A five-year high in oil exports has filled Iran’s coffers, despite the U.S. claiming to have sanctions on the regime. Not to mention the $6 billion the administration greenlit in response to the terror state’s hostage “diplomacy.” This summer, the Islamic Revolutionary Guard Corps Quds Force (IRGC-QF), a Foreign Terrorist Organization, raised some of its proxies’ salaries by 13 percent. This means that the IRGC-QF, and its proxies, have ample support to kill Americans, attack our partners, and threaten the region.
These developments matter deeply to American security at home and our allies and partners in the Middle East, several of whom are only separated by a narrow body of water from the world’s leading sponsor of terrorism.
On this third anniversary of the Abraham Accords, the most significant advancement to peace in the Middle East, we are reminded of the need to strengthen our partnerships in the face of increasing Iranian aggression.
Aristotle once said, “A common danger unites even the bitterest enemies.” That is true of the Abraham Accords. Their very foundation is a common interest in security, one that has supported flourishing ties, from free trade agreements to advancements in inter-faith dialogues. These breakthroughs epitomize the seismic changes we are now seeing throughout the Middle East as U.S. partners work together to deter terrorism.
As a member of the Senate Armed Services Committee and a combat veteran who served in Iraq and Kuwait, I deeply understand the importance of the Accords. It’s why I co-founded the Senate Abraham Accords Caucus which has been a driving force behind my bipartisan legislation to bring our partners together, and we have already had incredible success.
Last year, all eight of the Caucus co-chairs, across party lines in both the House and the Senate, came together to support my DEFEND Act, which works with our partners to build an integrated air and missile defense system to take on the threat posed by Iran and its violent proxies. Since becoming law, we have already seen progress, which is why we are advancing the MARITIME Act to direct similar integration at sea, which is increasingly important as Iran ramps up its marine aggression.
While Congress can advance the foundation of the Accords, we cannot legislate the president into projecting strength.

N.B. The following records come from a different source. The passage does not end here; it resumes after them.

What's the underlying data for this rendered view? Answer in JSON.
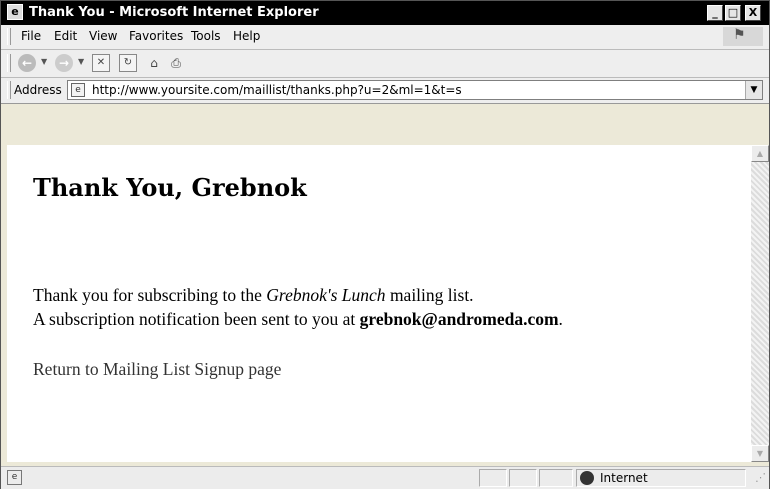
{
  "window": {
    "title": "Thank You - Microsoft Internet Explorer",
    "controls": {
      "minimize": "_",
      "maximize": "□",
      "close": "X"
    }
  },
  "menu": {
    "items": [
      "File",
      "Edit",
      "View",
      "Favorites",
      "Tools",
      "Help"
    ]
  },
  "toolbar": {
    "buttons": [
      "back-icon",
      "forward-icon",
      "stop-icon",
      "refresh-icon",
      "home-icon",
      "print-icon"
    ]
  },
  "address": {
    "label": "Address",
    "url": "http://www.yoursite.com/maillist/thanks.php?u=2&ml=1&t=s"
  },
  "page": {
    "heading": "Thank You, Grebnok",
    "line1_prefix": "Thank you for subscribing to the ",
    "list_name": "Grebnok's Lunch",
    "line1_suffix": " mailing list.",
    "line2_prefix": "A subscription notification been sent to you at ",
    "email": "grebnok@andromeda.com",
    "line2_suffix": ".",
    "return_link": "Return to Mailing List Signup page"
  },
  "status": {
    "zone": "Internet"
  }
}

This summer, frustration with the Biden administration’s failure to enforce the law on Iran’s illegal seizure of an oil tanker traveling between two United Arab Emirate (UAE) ports caused the UAE – a U.S. partner – to stop engaging with the U.S.-led maritime forces in the region. This is a clear example of how an Iranian appeasement strategy threatens the breakthroughs we have achieved and even moves the historic Abraham Accords backwards.
This is why I have been leading bipartisan oversight in the Senate to advance the Accords and am demanding that this administration deter aggression and project American strength. Step one in achieving this is for the U.S. to enforce the law and seize more Iranian illicit oil, which, despite our sanctions, has continued to grow in quantity.
Three years into the Abraham Accords, we cannot fail to protect this historic agreement, but this administration’s attempt to pander to Tehran in pursuit of a flawed nuclear agreement would roll back the very sanctions we must enforce, further endangering the region and placing more U.S. resources and assets at risk.
We have witnessed greater stability in the region due to the once-impossible partnerships created and sustained by the Abraham Accords. The Biden administration must not allow the progress to unravel.
If the Abraham Accords are a shield, our sanctions enforcement must be a sword.